I’ve always had mixed feelings about my stretch marks. Having gotten them during growth spurts from puberty, I was first confused and then defiant about the new changes to my body. I spent months trying to rub them away with cocoa and shea butter creams from the drugstore as if they were my moisturizing magic eraser. Eventually, I learned to accept them as part of me. Slowly but surely, their dark color has faded over time. But even now — more than ten years later — I still see them. And occasionally, I wonder: can you ever really lessen the appearance of stretch marks?
I know I’m not the only one who wants to know the answer to this question, which is why I wanted to get some insights on this common skin concern straight from an expert. Enter Dr. Andrew Cohen, M.D., FACS — a board-certified plastic and reconstructive surgeon based in the Los Angeles area. Not only did Dr. Cohen provide me with his expertise in how stretch marks form, but he also got real when it comes to addressing them. Read on to see what he has to say about these stretch marks below.

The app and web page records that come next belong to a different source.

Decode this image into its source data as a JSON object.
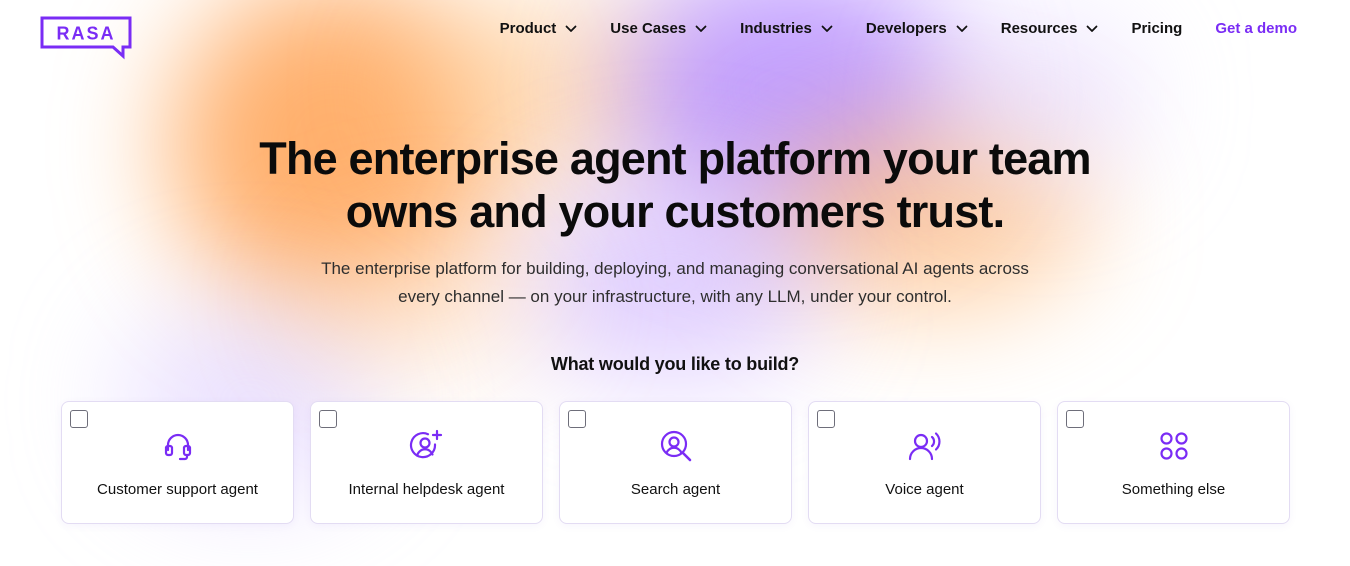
{
  "brand": {
    "logo_text": "RASA",
    "accent": "#7a2cf5"
  },
  "nav": {
    "items": [
      {
        "label": "Product",
        "icon": "chevron-down-icon"
      },
      {
        "label": "Use Cases",
        "icon": "chevron-down-icon"
      },
      {
        "label": "Industries",
        "icon": "chevron-down-icon"
      },
      {
        "label": "Developers",
        "icon": "chevron-down-icon"
      },
      {
        "label": "Resources",
        "icon": "chevron-down-icon"
      },
      {
        "label": "Pricing"
      }
    ],
    "cta": "Get a demo"
  },
  "hero": {
    "headline_line1": "The enterprise agent platform your team",
    "headline_line2": "owns and your customers trust.",
    "subheading_line1": "The enterprise platform for building, deploying, and managing conversational AI agents across",
    "subheading_line2": "every channel — on your infrastructure, with any LLM, under your control."
  },
  "build": {
    "question": "What would you like to build?",
    "options": [
      {
        "label": "Customer support agent",
        "icon": "headset-icon",
        "checked": false
      },
      {
        "label": "Internal helpdesk agent",
        "icon": "user-plus-icon",
        "checked": false
      },
      {
        "label": "Search agent",
        "icon": "user-search-icon",
        "checked": false
      },
      {
        "label": "Voice agent",
        "icon": "voice-user-icon",
        "checked": false
      },
      {
        "label": "Something else",
        "icon": "four-circles-icon",
        "checked": false
      }
    ]
  }
}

According to Dr. Cohen, stretch marks happen when the dermis (the second layer of the skin) rips beneath the epidermis (the top layer of the skin), leaving a visible mark on the surface. This typically happens when the skin stretches too quickly. He shares that some common causes are “growth spurts, quick weight gain, pregnancy, breast implant surgery, bodybuilding and other genetic conditions that are sometimes seen.” These sudden changes to your body rupture the collagen and elastin that supports the skin.
If you’ve ever gotten stretch marks, chances are you’ve noticed some uneven pigmentation in your skin, too. This is due to inflammation. “Inflammatory cells enter the zone of injury and can cause a stretch mark to become very red and inflamed,” Dr. Cohen says. But when the damaged area heals, its scarring appears as the faded, skin-toned stretch mark.
Facing them head-on is no easy task. “There are no good, definitive ways to treat them,” Dr/ Cohen says. But luckily (and thankfully!), they do fade with time. Of course, if you want to try and tackle them now, there are a few ways you might be able to speed up the fading process.
While Dr. Cohen reiterates that no treatment works better than another, he also suggests a handful of ways people have reduced the appearance of their stretch marks. For a less invasive option, he says that there are creams that some (like moi) have tried. There are also laser treatments to lighten the color of stretch marks. On the more invasive end, you could also remove them surgically. However, Dr. Cohen mentions that patients usually opt for this during a tummy tuck, and only if the stretch marks are in the lower abdomen.
As for preventing future stretch marks, Dr. Cohen has a few suggestions. “There are ways to reduce future stretch marks that my patients have tried. I have seen cocoa butter rubbed on the stomach work when [patients are] pregnant,” he shares. “For some people, it is all about hydrating the skin.”